To emphasis her purpose she uses a variety of different strategies. To describe how Aunt Georgina looks just before the music starts she uses imagery as well as a metaphor to compare her to "old miners who drift into the Brown Hotel at Denver… conscious that certain experiences have isolated them from their fellows by a gulf no haberdasher could conceal [by more than one could overlook]" (Kinsella 675). To describe Aunt Georgina's soul Cather uses a simile, "like that strange moss which can lie on a dusty self half a century and yet, if placed in water, grows green again" (Kinsella 677). To describe how she looks when she first arrives Cather uses imagery, "she looked like one of those charred smoked bodies…" (Kinsella 672). Clark related everything to something else almost like he is writing a book in his own head. In the story there were allusions to "William Shakespeare, Carl Maria Von Weber's Euryanthe, Wagner's The Flying Dutchman, Tannhauser, Tristan und Isolde, Der Ringdes Nibelungen and Siegfried, Wolfgang Amadeus Mozart, Giacomo Meyerbeer, Giuseppe Veri's II trovatore" (Stelle 1). The other purpose Cather had for writing this short story is to entertain the reader. She achieves this by making the reader think "what if this happened to me?" Also she does this but putting a lot of emotion into the story. The climax of the story really helps with this too. The climax is during the intermission of the concert when Aunt Georgina says, "Who could?... why should one?" (Kinsella 677). She is answering Clarks questioning about if she still understands the music.

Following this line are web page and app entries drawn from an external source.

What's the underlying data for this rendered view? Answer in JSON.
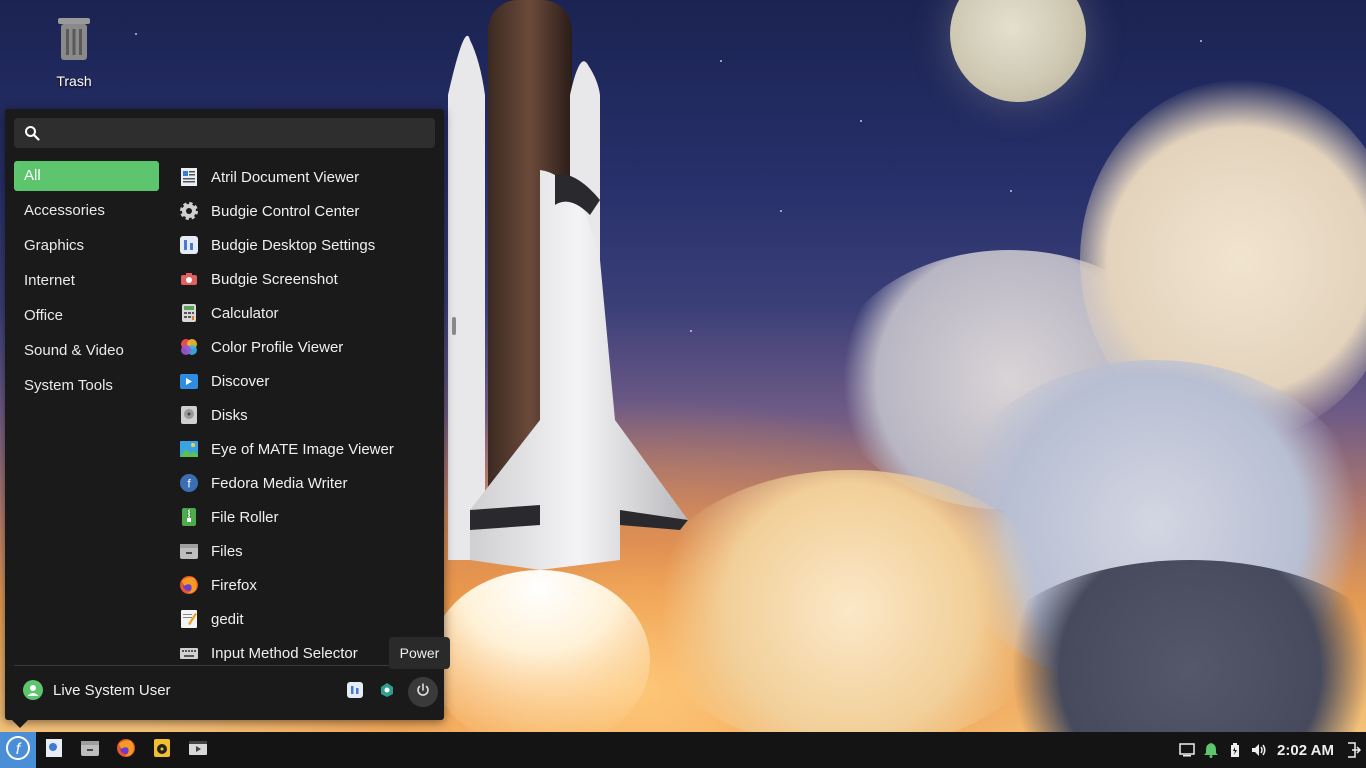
{
  "desktop": {
    "trash_label": "Trash"
  },
  "menu": {
    "search_placeholder": "",
    "categories": [
      {
        "label": "All",
        "active": true
      },
      {
        "label": "Accessories"
      },
      {
        "label": "Graphics"
      },
      {
        "label": "Internet"
      },
      {
        "label": "Office"
      },
      {
        "label": "Sound & Video"
      },
      {
        "label": "System Tools"
      }
    ],
    "apps": [
      {
        "label": "Atril Document Viewer",
        "icon": "document-viewer-icon"
      },
      {
        "label": "Budgie Control Center",
        "icon": "gear-icon"
      },
      {
        "label": "Budgie Desktop Settings",
        "icon": "desktop-settings-icon"
      },
      {
        "label": "Budgie Screenshot",
        "icon": "camera-icon"
      },
      {
        "label": "Calculator",
        "icon": "calculator-icon"
      },
      {
        "label": "Color Profile Viewer",
        "icon": "color-profile-icon"
      },
      {
        "label": "Discover",
        "icon": "discover-icon"
      },
      {
        "label": "Disks",
        "icon": "disks-icon"
      },
      {
        "label": "Eye of MATE Image Viewer",
        "icon": "image-viewer-icon"
      },
      {
        "label": "Fedora Media Writer",
        "icon": "media-writer-icon"
      },
      {
        "label": "File Roller",
        "icon": "archive-icon"
      },
      {
        "label": "Files",
        "icon": "files-icon"
      },
      {
        "label": "Firefox",
        "icon": "firefox-icon"
      },
      {
        "label": "gedit",
        "icon": "text-editor-icon"
      },
      {
        "label": "Input Method Selector",
        "icon": "keyboard-icon"
      }
    ],
    "user_name": "Live System User",
    "power_tooltip": "Power"
  },
  "panel": {
    "clock": "2:02 AM",
    "accent": "#5ec56f"
  }
}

When "A Wagner Matinee was first published, many people criticized Cather because she was so harsh on Nebraska. She rewrote this story three times before the general public was happy with it. In the first two versions, Aunt Georgina was even uglier and bitterer. Cather's Family and friends in she had left behind in Nebraska were upset by this (Miller 1).

In Conclusion, Willa Cather was a realist and wrote about how hard life was for many people in the world. The two main purposes in "A Wagner Matinee" are to reveal a theme and entertain the reader. Cather is an amazing writer, she is able to tap into basic human emotions without making the story strictly emotional. "A Wagner Matinee" is an excellent example of this.

Works Cited"And Death Comes for Willa Cather, Famous Author." Pittsburgh Sun-TelegraphApril 25, 1947: 1-2.

Downs, M. Catherine. Becoming Modern: Willa Cather's Journalism. New York:Susquehanna University Press, 1999.

Kinsella, Kate, et. Al. Prentice Hall Literature: The American Experience. Boston:Penguin Edition, 2007.

The Public Media Foundation. "Historical and Literal Contexts." James A. Miller.

Scribbling Women. 2007. The Public Media Foundation at Northeastern University College of Arts and Sciences. 3/9/08. Genevieve Netz. "Pioneer Life on the Prairie: A Wagner Matinee."Genevieve Netz. Prairie Bluestem. 3/19/07. Blogspot.3/9/08. Ostwalt, Conrad Eugene. After Eden: The Secularization of Willa Cather andTheodore Dreiser. Lewisburg: Bucknell University Press, 1990.

Various Authors. " A Wagner Matinee." Christine Stelle. Wikipedia. 1/21/08.

< http://en.wikipedia.org/wiki/A_Wagner_Matinee>"Willa Cather." Twentieth Century Authors. 1942 ed.

"Willa Cather." Webster's Dictionary of American Authors. 1995 ed.